For mates aboard a whaling ship, life is not only a traveling adventure, but the pursuit of whales is a deadly hair-raising challenge in itself. Ezra learns firsthand the heart-stopping fear of a Nantucket sleighride, the terror and power of being high in the rigging during a raging storm “South of the Line” and the tedious boredom of life at sea for years on end. But Ezra also experiences the azure beauty of the islands of the South Seas, the exotic sights and sounds of Chinese ports, and the magnificence of the earth’s largest living mammal–the whale.

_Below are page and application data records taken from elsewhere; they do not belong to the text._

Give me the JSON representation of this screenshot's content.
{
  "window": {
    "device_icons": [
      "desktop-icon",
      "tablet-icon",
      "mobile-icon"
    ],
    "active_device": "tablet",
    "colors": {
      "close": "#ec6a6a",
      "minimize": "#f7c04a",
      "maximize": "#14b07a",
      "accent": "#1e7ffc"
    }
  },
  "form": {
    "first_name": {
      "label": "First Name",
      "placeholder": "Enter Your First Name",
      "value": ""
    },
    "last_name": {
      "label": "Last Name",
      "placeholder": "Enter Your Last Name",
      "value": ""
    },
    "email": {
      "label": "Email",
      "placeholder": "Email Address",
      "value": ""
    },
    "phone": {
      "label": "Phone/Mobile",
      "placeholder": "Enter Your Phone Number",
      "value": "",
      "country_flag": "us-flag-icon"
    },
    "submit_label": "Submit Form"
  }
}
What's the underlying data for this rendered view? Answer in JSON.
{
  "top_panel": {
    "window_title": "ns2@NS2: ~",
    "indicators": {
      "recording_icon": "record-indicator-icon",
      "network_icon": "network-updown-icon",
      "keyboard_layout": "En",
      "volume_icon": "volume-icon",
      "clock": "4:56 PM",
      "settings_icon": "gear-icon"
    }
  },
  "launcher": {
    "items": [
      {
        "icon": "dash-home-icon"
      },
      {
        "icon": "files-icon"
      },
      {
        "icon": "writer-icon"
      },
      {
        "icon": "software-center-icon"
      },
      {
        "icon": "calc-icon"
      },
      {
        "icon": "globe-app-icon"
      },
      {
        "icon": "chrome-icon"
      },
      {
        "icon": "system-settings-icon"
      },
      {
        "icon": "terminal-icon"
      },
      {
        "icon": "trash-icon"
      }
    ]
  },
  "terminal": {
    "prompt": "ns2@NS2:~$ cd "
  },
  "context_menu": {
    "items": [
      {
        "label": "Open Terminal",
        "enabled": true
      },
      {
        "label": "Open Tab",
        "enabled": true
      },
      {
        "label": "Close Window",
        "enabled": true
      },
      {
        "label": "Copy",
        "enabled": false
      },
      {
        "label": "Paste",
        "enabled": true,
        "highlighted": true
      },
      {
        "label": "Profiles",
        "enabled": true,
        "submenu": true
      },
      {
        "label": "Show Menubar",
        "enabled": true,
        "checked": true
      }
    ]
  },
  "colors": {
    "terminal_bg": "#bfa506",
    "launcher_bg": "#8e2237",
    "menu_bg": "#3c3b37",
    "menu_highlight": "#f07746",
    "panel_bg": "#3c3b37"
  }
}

The story of Seabird traverses three generations of seamen–Ezra, his son Nate, and his grandson Jim. In the course of their lives, the sea and the ships that ply her, change from the seagoing whale ship, to the swift and sleek merchant Clipper ships, to the age of the steamship. Seabird is handed down through these generations, a symbol of the courage of those “That go down to the sea in ships, that do business in great waters; These see the works of the LORD, and his wonders in the deep”2.
Holling Clancy Holling, along with his wife Lucille, have created an enduring literary legacy for youthful adventurers who are still a bit young to take off traveling on their own. His works have inspired generations of children to study geography, history, and the natural world and quite likely, later on, to throw on the traveler’s backpack, and see the world. Proving the maxim of Emily Dickenson that
“There is no Frigate like a book
To take us Lands away. . .”3
1. An anthropomorphic character is an inanimate object, a plant or animal, who has been given human characteristics and qualities. This literary technique is often used in children’s literature to enable young readers to identify with a particular creation or character invented by the author.
Rea Berg is passionate about children's books and has been republishing classic and historical children's literature for the last 30 years through her company Beautiful Feet Books. She also designs guides for teaching elementary and secondary students history using award-winning classic and historic literature. She holds both an undergraduate degree in English from Simmons College, Boston as well as a graduate degree in children's literature.